228 West 39th St. New York
8th Dec. 1895
Dear Mrs. Bull,
Many thanks for your kind note of welcome. I arrived last Friday after ten days of a very tedious voyage. It was awfully rough and for the first time in my life I was very badly seasick. . . . I have left some strong friends in England who will work in my absence expecting my arrival next summer. My plans are not settled yet about the work here. Only I have an idea to run to Detroit and Chicago meanwhile, and then come back to New York. The public lecture plan I intend to give up entirely, as I find the best thing for me to do is to step entirely out of the money question--either in public lectures or private classes. In the long run it does harm and sets a bad example.
In England I worked on this principle and refused even the voluntary collections they made. Mr. Sturdy, being a rich man, bore the major part of the expenses of lecturing in big halls--the rest I bore. It worked well.
Again, to use rather a vulgar illustration, even in religion there is no use overstocking the market. The supply must follow the demand, and the demand alone. If people want me, they will get up lectures. I need not bother myself about these things. If you think after consultation with Mrs. Adams and Miss Locke that it would be practicable for me to come to Chicago for a course of lectures, write to me. Of course the money question should be left entirely out.
My idea is for autonomic, independent groups in different places. Let them work on their own account and do the best they can. As for myself, I do not want to entangle myself in any organisation. Hoping you are enjoying good health both physically and mentally,
I am yours, in the Lord,
To Mr. E.T. Sturdy
228 WEST 39TH STREET,
8th December, 1895.
After ten days of a most tedious and rough voyage I safely arrived in New York. My friends had already engaged some rooms at the above where I am living now and intend to hold classes ere long. In the meanwhile the Theosophists have been alarmed very much and are trying their best to hurt me; but they and their followers are of no consequence whatever.
I went to see Mrs. Leggett and other friends, and they are as kind and enthusiastic as ever.
Did you hear anything from India about the coming Sannyasin?

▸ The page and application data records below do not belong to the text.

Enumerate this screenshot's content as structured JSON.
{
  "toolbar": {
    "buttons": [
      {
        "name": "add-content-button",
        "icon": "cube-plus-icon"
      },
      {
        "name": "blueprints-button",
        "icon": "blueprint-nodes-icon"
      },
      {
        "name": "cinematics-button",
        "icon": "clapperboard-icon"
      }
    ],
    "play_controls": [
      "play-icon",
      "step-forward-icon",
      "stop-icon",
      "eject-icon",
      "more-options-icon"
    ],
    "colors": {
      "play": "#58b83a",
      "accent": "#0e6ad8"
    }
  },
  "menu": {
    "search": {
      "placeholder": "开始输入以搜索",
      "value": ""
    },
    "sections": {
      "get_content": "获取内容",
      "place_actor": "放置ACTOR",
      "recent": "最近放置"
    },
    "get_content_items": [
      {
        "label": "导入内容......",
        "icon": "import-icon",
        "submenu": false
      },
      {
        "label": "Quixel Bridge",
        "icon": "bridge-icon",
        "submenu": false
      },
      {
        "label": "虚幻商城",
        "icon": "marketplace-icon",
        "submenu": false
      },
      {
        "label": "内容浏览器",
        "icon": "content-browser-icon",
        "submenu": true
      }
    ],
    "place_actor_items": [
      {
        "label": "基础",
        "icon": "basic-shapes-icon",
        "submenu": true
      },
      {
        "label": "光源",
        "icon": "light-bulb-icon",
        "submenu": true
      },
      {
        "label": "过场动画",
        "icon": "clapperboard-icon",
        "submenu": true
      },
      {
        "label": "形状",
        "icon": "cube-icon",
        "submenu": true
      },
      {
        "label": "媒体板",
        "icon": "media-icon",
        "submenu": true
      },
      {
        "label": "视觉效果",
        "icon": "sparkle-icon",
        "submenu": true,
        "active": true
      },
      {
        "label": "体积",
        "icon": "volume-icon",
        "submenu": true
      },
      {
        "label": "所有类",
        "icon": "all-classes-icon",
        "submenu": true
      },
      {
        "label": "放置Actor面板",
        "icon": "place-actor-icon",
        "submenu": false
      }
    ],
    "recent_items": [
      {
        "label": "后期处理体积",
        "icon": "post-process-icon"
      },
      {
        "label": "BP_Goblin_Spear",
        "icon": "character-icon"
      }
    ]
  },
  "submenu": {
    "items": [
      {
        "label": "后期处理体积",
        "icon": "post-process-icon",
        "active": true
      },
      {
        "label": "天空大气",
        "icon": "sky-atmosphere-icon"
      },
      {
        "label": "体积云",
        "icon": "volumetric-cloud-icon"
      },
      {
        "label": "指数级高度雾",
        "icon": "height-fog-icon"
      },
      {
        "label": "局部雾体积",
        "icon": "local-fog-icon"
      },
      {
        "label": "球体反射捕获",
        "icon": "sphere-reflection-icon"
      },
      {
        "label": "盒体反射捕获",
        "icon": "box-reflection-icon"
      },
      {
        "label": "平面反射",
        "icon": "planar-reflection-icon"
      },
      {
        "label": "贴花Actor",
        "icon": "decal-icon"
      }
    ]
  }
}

I will write later fuller particulars of the work here.
Kindly convey my best love to Miss Müller and to Mrs. Sturdy and all the other friends and kiss baby for me.
Yours ever in the Sat,